#### Required action:
Print each record below precisely, with every picture left out of the copy.

Recorded data Block Start

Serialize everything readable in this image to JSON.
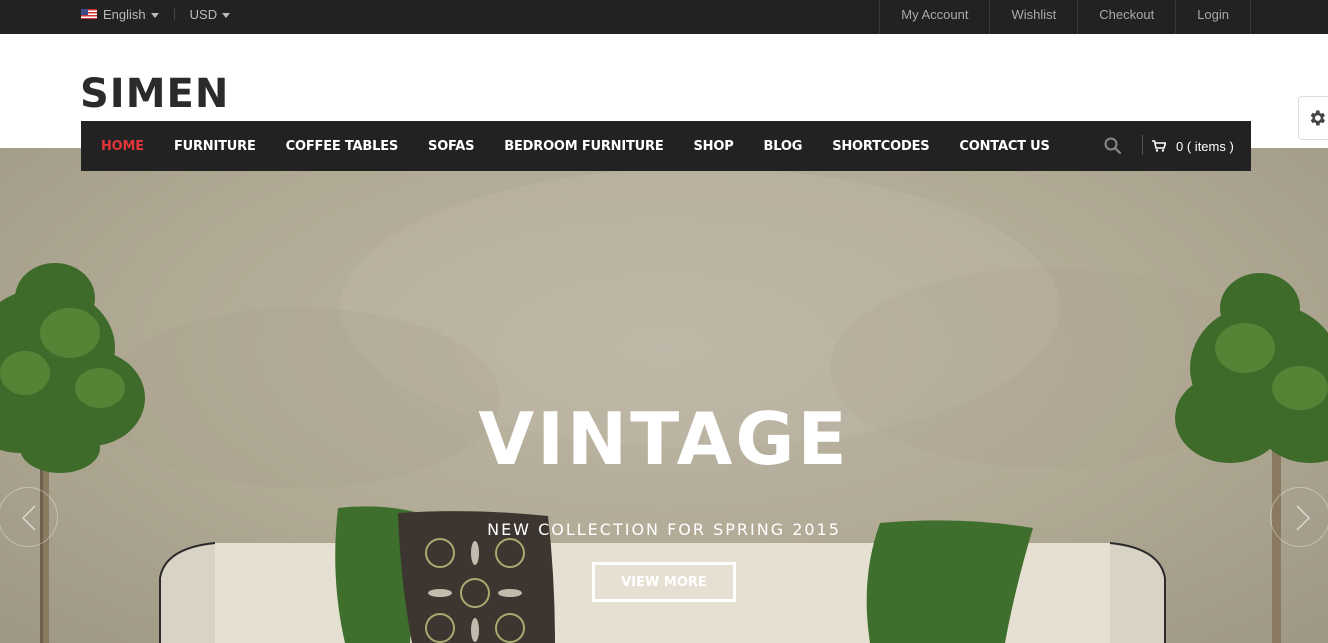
{
  "topbar": {
    "language": "English",
    "currency": "USD",
    "links": [
      "My Account",
      "Wishlist",
      "Checkout",
      "Login"
    ]
  },
  "header": {
    "logo": "SIMEN"
  },
  "nav": {
    "items": [
      "HOME",
      "FURNITURE",
      "COFFEE TABLES",
      "SOFAS",
      "BEDROOM FURNITURE",
      "SHOP",
      "BLOG",
      "SHORTCODES",
      "CONTACT US"
    ],
    "active_index": 0,
    "cart_count": "0",
    "cart_label": "( items )"
  },
  "slide": {
    "title": "VINTAGE",
    "subtitle": "NEW COLLECTION FOR SPRING 2015",
    "button": "VIEW MORE"
  },
  "icons": [
    "flag-icon",
    "chevron-down-icon",
    "gear-icon",
    "search-icon",
    "cart-icon",
    "chevron-left-icon",
    "chevron-right-icon"
  ],
  "colors": {
    "dark": "#222222",
    "accent": "#e0353b",
    "white": "#ffffff"
  }
}
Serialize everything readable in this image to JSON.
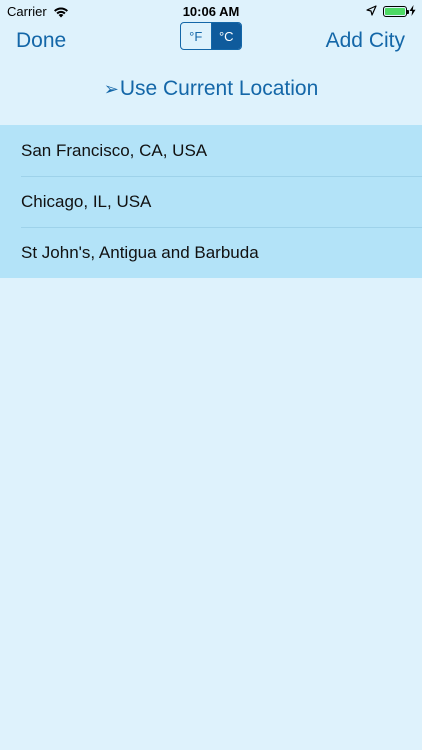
{
  "status_bar": {
    "carrier": "Carrier",
    "time": "10:06 AM",
    "wifi_icon": "wifi-icon",
    "location_icon": "location-arrow-icon",
    "battery_icon": "battery-icon",
    "charging_icon": "bolt-icon",
    "battery_level": 1.0,
    "battery_color": "#4cd964"
  },
  "nav": {
    "done_label": "Done",
    "add_city_label": "Add City",
    "units": [
      {
        "label": "°F",
        "selected": false
      },
      {
        "label": "°C",
        "selected": true
      }
    ],
    "accent_color": "#1467a8"
  },
  "location": {
    "icon": "location-arrow-icon",
    "arrow_glyph": "➢",
    "label": "Use Current Location"
  },
  "cities": [
    {
      "name": "San Francisco, CA, USA"
    },
    {
      "name": "Chicago, IL, USA"
    },
    {
      "name": "St John's, Antigua and Barbuda"
    }
  ]
}
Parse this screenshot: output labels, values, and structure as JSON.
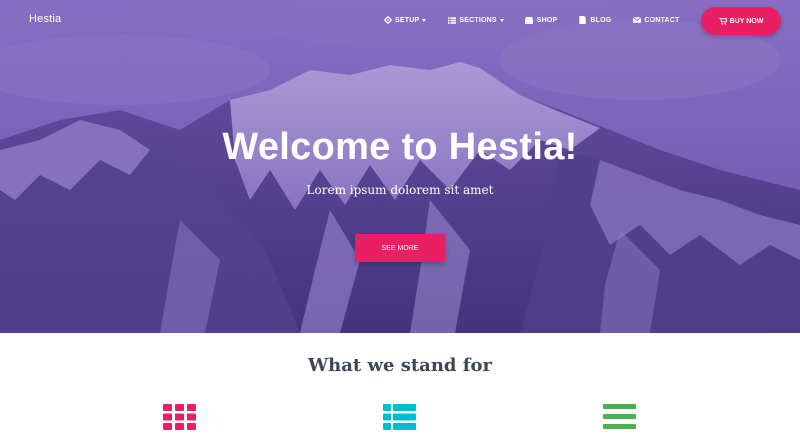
{
  "navbar": {
    "brand": "Hestia",
    "items": [
      {
        "label": "SETUP",
        "icon": "gear-icon",
        "has_dropdown": true
      },
      {
        "label": "SECTIONS",
        "icon": "list-icon",
        "has_dropdown": true
      },
      {
        "label": "SHOP",
        "icon": "shop-icon",
        "has_dropdown": false
      },
      {
        "label": "BLOG",
        "icon": "document-icon",
        "has_dropdown": false
      },
      {
        "label": "CONTACT",
        "icon": "envelope-icon",
        "has_dropdown": false
      }
    ],
    "cta": {
      "label": "BUY NOW",
      "icon": "cart-icon",
      "color": "#e91e63"
    }
  },
  "hero": {
    "title": "Welcome to Hestia!",
    "subtitle": "Lorem ipsum dolorem sit amet",
    "button": "SEE MORE",
    "button_color": "#e91e63"
  },
  "features": {
    "title": "What we stand for",
    "icons": [
      {
        "name": "grid-icon",
        "color": "#e91e63"
      },
      {
        "name": "list-icon",
        "color": "#00bcd4"
      },
      {
        "name": "menu-icon",
        "color": "#4caf50"
      }
    ]
  }
}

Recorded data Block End

#### Your response:
Serialize everything readable in this image to JSON.
{
  "topbar": {
    "language": "English",
    "currency": "USD",
    "links": [
      "My Account",
      "Wishlist",
      "Checkout",
      "Login"
    ]
  },
  "header": {
    "logo": "SIMEN"
  },
  "nav": {
    "items": [
      "HOME",
      "FURNITURE",
      "COFFEE TABLES",
      "SOFAS",
      "BEDROOM FURNITURE",
      "SHOP",
      "BLOG",
      "SHORTCODES",
      "CONTACT US"
    ],
    "active_index": 0,
    "cart_count": "0",
    "cart_label": "( items )"
  },
  "slide": {
    "title": "VINTAGE",
    "subtitle": "NEW COLLECTION FOR SPRING 2015",
    "button": "VIEW MORE"
  },
  "icons": [
    "flag-icon",
    "chevron-down-icon",
    "gear-icon",
    "search-icon",
    "cart-icon",
    "chevron-left-icon",
    "chevron-right-icon"
  ],
  "colors": {
    "dark": "#222222",
    "accent": "#e0353b",
    "white": "#ffffff"
  }
}
Serialize everything readable in this image to JSON.
{
  "status_bar": {
    "carrier": "Carrier",
    "time": "10:06 AM",
    "wifi_icon": "wifi-icon",
    "location_icon": "location-arrow-icon",
    "battery_icon": "battery-icon",
    "charging_icon": "bolt-icon",
    "battery_level": 1.0,
    "battery_color": "#4cd964"
  },
  "nav": {
    "done_label": "Done",
    "add_city_label": "Add City",
    "units": [
      {
        "label": "°F",
        "selected": false
      },
      {
        "label": "°C",
        "selected": true
      }
    ],
    "accent_color": "#1467a8"
  },
  "location": {
    "icon": "location-arrow-icon",
    "arrow_glyph": "➢",
    "label": "Use Current Location"
  },
  "cities": [
    {
      "name": "San Francisco, CA, USA"
    },
    {
      "name": "Chicago, IL, USA"
    },
    {
      "name": "St John's, Antigua and Barbuda"
    }
  ]
}
Parse this screenshot: output labels, values, and structure as JSON.
{
  "navbar": {
    "brand": "Hestia",
    "items": [
      {
        "label": "SETUP",
        "icon": "gear-icon",
        "has_dropdown": true
      },
      {
        "label": "SECTIONS",
        "icon": "list-icon",
        "has_dropdown": true
      },
      {
        "label": "SHOP",
        "icon": "shop-icon",
        "has_dropdown": false
      },
      {
        "label": "BLOG",
        "icon": "document-icon",
        "has_dropdown": false
      },
      {
        "label": "CONTACT",
        "icon": "envelope-icon",
        "has_dropdown": false
      }
    ],
    "cta": {
      "label": "BUY NOW",
      "icon": "cart-icon",
      "color": "#e91e63"
    }
  },
  "hero": {
    "title": "Welcome to Hestia!",
    "subtitle": "Lorem ipsum dolorem sit amet",
    "button": "SEE MORE",
    "button_color": "#e91e63"
  },
  "features": {
    "title": "What we stand for",
    "icons": [
      {
        "name": "grid-icon",
        "color": "#e91e63"
      },
      {
        "name": "list-icon",
        "color": "#00bcd4"
      },
      {
        "name": "menu-icon",
        "color": "#4caf50"
      }
    ]
  }
}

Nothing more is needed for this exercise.